What is PS-MAPP? Partnering for Safety and Permanency- Model Approach to Partnerships in Parenting… said no one ever. Literally, I had to Google it because I don’t remember ever being told what it stood for. This is probably something I should have asked at some point… It is a 30-hour program that all foster parents in Arizona are required to complete prior to licensing.

To say PS-MAPP was intense would be an understatement. You do group activities and homework and discussions about children you may encounter in care. You hear the horror stories of the extreme situations that foster parents have found themselves in. They walk you through how insane your life is about to become (they don’t even scratch the surface).

Mark and I sat through this class for 10 weeks straight, finished all of our paperwork, and in the end, we said, “No thank you”. We decided that is was absolutely not for us and that perhaps we should continue to save up for more fertility treatments or accept the fact that we may never have children. Considering how badly I wanted a family, this was a huge deal.

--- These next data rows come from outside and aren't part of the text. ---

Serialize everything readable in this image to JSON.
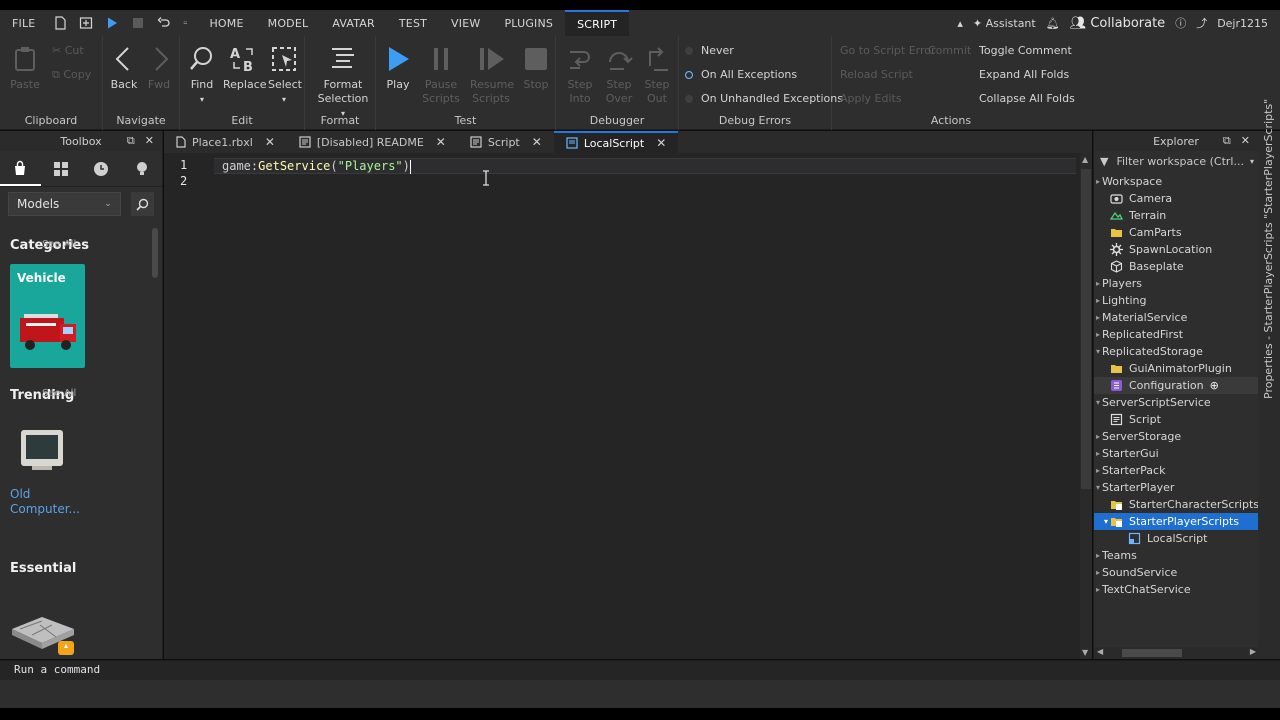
{
  "menu": {
    "file": "FILE",
    "tabs": [
      "HOME",
      "MODEL",
      "AVATAR",
      "TEST",
      "VIEW",
      "PLUGINS",
      "SCRIPT"
    ],
    "assistant": "Assistant",
    "collaborate": "Collaborate",
    "username": "Dejr1215"
  },
  "ribbon": {
    "clipboard": {
      "label": "Clipboard",
      "paste": "Paste",
      "cut": "Cut",
      "copy": "Copy"
    },
    "navigate": {
      "label": "Navigate",
      "back": "Back",
      "fwd": "Fwd"
    },
    "edit": {
      "label": "Edit",
      "find": "Find",
      "replace": "Replace",
      "select": "Select"
    },
    "format": {
      "label": "Format",
      "format_selection_1": "Format",
      "format_selection_2": "Selection"
    },
    "test": {
      "label": "Test",
      "play": "Play",
      "pause_1": "Pause",
      "pause_2": "Scripts",
      "resume_1": "Resume",
      "resume_2": "Scripts",
      "stop": "Stop"
    },
    "debugger": {
      "label": "Debugger",
      "step_into_1": "Step",
      "step_into_2": "Into",
      "step_over_1": "Step",
      "step_over_2": "Over",
      "step_out_1": "Step",
      "step_out_2": "Out"
    },
    "debug_errors": {
      "label": "Debug Errors",
      "never": "Never",
      "on_all": "On All Exceptions",
      "on_unhandled": "On Unhandled Exceptions"
    },
    "actions": {
      "label": "Actions",
      "goto_error": "Go to Script Error",
      "commit": "Commit",
      "reload": "Reload Script",
      "apply_edits": "Apply Edits",
      "toggle_comment": "Toggle Comment",
      "expand_all": "Expand All Folds",
      "collapse_all": "Collapse All Folds"
    }
  },
  "toolbox": {
    "title": "Toolbox",
    "category_select": "Models",
    "categories_heading": "Categories",
    "see_all_1": "See All",
    "vehicle_label": "Vehicle",
    "trending_heading": "Trending",
    "see_all_2": "See All",
    "trending_item_1": "Old",
    "trending_item_2": "Computer...",
    "essential_heading": "Essential"
  },
  "editor": {
    "tabs": [
      {
        "label": "Place1.rbxl"
      },
      {
        "label": "[Disabled] README"
      },
      {
        "label": "Script"
      },
      {
        "label": "LocalScript"
      }
    ],
    "line_numbers": [
      "1",
      "2"
    ],
    "code": {
      "ident": "game",
      "colon": ":",
      "method": "GetService",
      "open": "(",
      "string": "\"Players\"",
      "close": ")"
    }
  },
  "explorer": {
    "title": "Explorer",
    "filter_placeholder": "Filter workspace (Ctrl...",
    "nodes": [
      "Workspace",
      "Camera",
      "Terrain",
      "CamParts",
      "SpawnLocation",
      "Baseplate",
      "Players",
      "Lighting",
      "MaterialService",
      "ReplicatedFirst",
      "ReplicatedStorage",
      "GuiAnimatorPlugin",
      "Configuration",
      "ServerScriptService",
      "Script",
      "ServerStorage",
      "StarterGui",
      "StarterPack",
      "StarterPlayer",
      "StarterCharacterScripts",
      "StarterPlayerScripts",
      "LocalScript",
      "Teams",
      "SoundService",
      "TextChatService"
    ]
  },
  "properties_strip": "Properties - StarterPlayerScripts \"StarterPlayerScripts\"",
  "command_bar": {
    "placeholder": "Run a command"
  },
  "colors": {
    "accent": "#1f7ae0",
    "selection": "#1f6fd1",
    "play": "#3d9df2",
    "link": "#5aa2e8"
  }
}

We settled into our new “child-free” way of life. Even if we did return to fertility treatments, we needed to save for a few years and so we moved out of our beautiful 3 bedroom home for this funky 1 bedroom townhouse. We made the decision that we were going to embrace our youth and our 20’s and worry about a family down the road.

This would be the point that God laughed at us. I think in my memories of this time, I can almost hear the chuckles. Things moved pretty quickly from this point.

After church one Sunday shortly after our move, we decided to go out to lunch. This is when we ran into a couple that we went through PS-MAPP with us. We had really bonded with this couple and I was so happy to see them. Not only was it them, but their beautiful foster baby. We sat and ate with them and they shared their experiences so far. They shared how sad they were to see us decided to walk away from fostering. I sat holding that baby boy the entire meal.

On the car ride home, Mark and I sat in silence. I told him, “I think we made a mistake. I think God has called us to do foster care and we ran away because it seemed too
hard”. Even if this was true, we now had a brand new lease on this new townhouse that had no room for a baby. We had shut the door on that for at least a year.

I kid you not, the next day a certified letter came informing us we were being evicted at no fault of our own. You see, even though we had disclosed our large dogs on our application and they were on the lease, the property manager had failed to realize the community didn’t allow large dogs. We had 60 days to find a new home and move AGAIN. 003

The rest of the story tells itself. We moved into a family home, called our agency, and finished our application. We decided to stop fighting what was so clearly meant to be and accept that maybe God was asking us to take that leap of faith and do the hard thing.

Within hours of being licensed, I got a call for our first placement. A newborn baby. We adopted him 15 months later.